Mac explains the main directional trends as follows:
• cooler sites upstream and therefore more protected which is better for early ripening varieties now the seasons are so much earlier.
• a range of soil types slowly being better understood with regards to influence.
• better soil and vineyard practices
• less new oak
• more freshness and less additions (why go super ripe when you need to add acid?)
• less MLF for the same reason as above.
• sometimes whole bunch pressed sometime skin contact but still a healthy range of approaches really from this point.

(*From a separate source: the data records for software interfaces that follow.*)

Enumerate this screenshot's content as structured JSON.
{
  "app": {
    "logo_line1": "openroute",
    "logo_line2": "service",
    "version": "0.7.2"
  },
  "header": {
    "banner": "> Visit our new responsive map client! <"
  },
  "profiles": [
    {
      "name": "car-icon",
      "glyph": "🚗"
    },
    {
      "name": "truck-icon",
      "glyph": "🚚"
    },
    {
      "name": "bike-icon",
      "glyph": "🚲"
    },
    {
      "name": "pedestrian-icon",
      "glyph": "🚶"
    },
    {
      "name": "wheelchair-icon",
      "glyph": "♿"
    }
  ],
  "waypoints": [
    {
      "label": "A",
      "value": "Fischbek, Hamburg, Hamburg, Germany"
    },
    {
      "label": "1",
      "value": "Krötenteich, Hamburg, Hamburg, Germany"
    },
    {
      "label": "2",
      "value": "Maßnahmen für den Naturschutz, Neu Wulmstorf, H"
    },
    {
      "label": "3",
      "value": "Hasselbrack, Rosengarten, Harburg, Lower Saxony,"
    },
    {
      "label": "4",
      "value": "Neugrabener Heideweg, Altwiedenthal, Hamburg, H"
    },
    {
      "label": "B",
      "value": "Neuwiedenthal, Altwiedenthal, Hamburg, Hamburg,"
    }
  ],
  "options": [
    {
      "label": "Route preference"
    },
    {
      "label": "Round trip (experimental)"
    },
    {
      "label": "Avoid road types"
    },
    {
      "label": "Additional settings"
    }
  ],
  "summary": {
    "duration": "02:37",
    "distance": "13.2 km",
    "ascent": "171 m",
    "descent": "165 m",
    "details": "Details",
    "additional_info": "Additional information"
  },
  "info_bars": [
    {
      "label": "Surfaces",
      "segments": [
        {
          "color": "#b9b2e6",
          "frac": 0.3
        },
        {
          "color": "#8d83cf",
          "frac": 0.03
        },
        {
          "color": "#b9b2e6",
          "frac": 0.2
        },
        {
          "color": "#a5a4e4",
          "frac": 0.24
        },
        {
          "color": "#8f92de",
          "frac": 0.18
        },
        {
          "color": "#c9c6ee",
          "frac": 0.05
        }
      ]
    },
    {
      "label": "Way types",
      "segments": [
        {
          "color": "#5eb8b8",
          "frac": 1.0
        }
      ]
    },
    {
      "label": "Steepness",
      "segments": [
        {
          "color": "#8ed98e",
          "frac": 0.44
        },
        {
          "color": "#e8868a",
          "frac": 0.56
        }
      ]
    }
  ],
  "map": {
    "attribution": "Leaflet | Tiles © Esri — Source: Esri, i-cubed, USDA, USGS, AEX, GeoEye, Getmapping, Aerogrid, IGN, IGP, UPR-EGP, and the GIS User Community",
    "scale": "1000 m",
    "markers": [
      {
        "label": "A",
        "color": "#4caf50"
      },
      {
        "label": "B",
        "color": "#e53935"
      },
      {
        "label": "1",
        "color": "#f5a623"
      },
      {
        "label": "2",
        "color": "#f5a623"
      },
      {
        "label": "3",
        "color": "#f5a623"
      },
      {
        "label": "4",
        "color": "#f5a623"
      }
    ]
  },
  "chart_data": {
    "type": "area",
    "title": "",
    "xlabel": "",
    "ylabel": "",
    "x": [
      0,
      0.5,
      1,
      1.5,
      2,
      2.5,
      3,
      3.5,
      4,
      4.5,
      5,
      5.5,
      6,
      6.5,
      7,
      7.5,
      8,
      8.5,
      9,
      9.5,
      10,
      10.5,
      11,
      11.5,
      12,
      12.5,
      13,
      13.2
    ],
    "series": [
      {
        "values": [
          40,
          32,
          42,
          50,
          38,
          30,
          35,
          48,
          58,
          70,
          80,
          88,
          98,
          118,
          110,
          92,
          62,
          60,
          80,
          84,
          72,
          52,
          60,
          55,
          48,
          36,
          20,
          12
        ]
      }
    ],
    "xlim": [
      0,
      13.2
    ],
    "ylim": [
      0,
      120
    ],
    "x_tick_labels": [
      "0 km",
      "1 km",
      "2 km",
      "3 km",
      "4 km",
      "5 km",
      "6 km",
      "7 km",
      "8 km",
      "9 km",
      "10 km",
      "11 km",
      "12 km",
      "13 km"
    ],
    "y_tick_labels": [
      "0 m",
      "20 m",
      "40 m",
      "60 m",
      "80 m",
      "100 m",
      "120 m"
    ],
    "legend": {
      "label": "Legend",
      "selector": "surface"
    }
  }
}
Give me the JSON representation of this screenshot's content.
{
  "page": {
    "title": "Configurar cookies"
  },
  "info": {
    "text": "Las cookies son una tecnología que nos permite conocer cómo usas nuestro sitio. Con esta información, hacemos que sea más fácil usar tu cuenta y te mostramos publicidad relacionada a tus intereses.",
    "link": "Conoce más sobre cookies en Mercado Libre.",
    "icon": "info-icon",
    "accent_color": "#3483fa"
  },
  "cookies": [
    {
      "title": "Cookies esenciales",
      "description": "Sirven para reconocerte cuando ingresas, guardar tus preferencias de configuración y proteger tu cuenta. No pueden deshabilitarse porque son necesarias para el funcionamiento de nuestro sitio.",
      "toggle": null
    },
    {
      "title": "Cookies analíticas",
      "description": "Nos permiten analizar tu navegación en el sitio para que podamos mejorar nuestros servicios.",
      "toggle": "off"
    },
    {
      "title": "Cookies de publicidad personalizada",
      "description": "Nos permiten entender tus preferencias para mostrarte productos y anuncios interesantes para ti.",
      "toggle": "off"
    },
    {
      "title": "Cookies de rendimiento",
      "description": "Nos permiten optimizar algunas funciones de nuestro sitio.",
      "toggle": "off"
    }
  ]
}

To that list I would add the impact of wild yeast ferments, barrel fermentation, avoidance of sulphuring post-malo which allows the buttery diacetyl to be broken down, the avoidance of bâtonnage to create reductive environments in barrel which encourage development of “good sulphides” to give that smoky, gun flint character.
Chardonnay has the ability to exist at both haute couture and high street prices, unlike say Pinot Noir. The techniques employed to create modern masterpieces such as Oakridge 864, Vasse Felix Heytesbury, Penfolds Bin A and Mac Forbes Woori Yallock, can be replicated with great success at lower price points, giving everyone a chance to experience the contemporary style.
A few years ago Wolf Blass Yellow Label Chardonnay fooled the majority of a room full of MW students into thinking it was smart Burgundy.
From tripping up MW students to bamboozling MW tasters on tour, Australian Chardonnay is showing that it’s possibly the most disruptive grape in Australia right now.
The girl next door has thrown a brick through the window and is burning down the house.
- In part two of Wildman’s visionary take on the six most disruptive wine trends taking place in Australia he looks at the influence of consumer events, artisan winemakers and natural wines. It will be published on The Buyer early next week.
- Tim Wildman runs extensive study tours of Australia to anyone looking to go to the next step of understanding what is taking place in the country through his James Busby Travel business.
- You can experience the changing face of Australia for yourself at next week’s Artisans of Australian wine tasting taking place on September 20 at London’s Cargo nightclub in Shoreditch.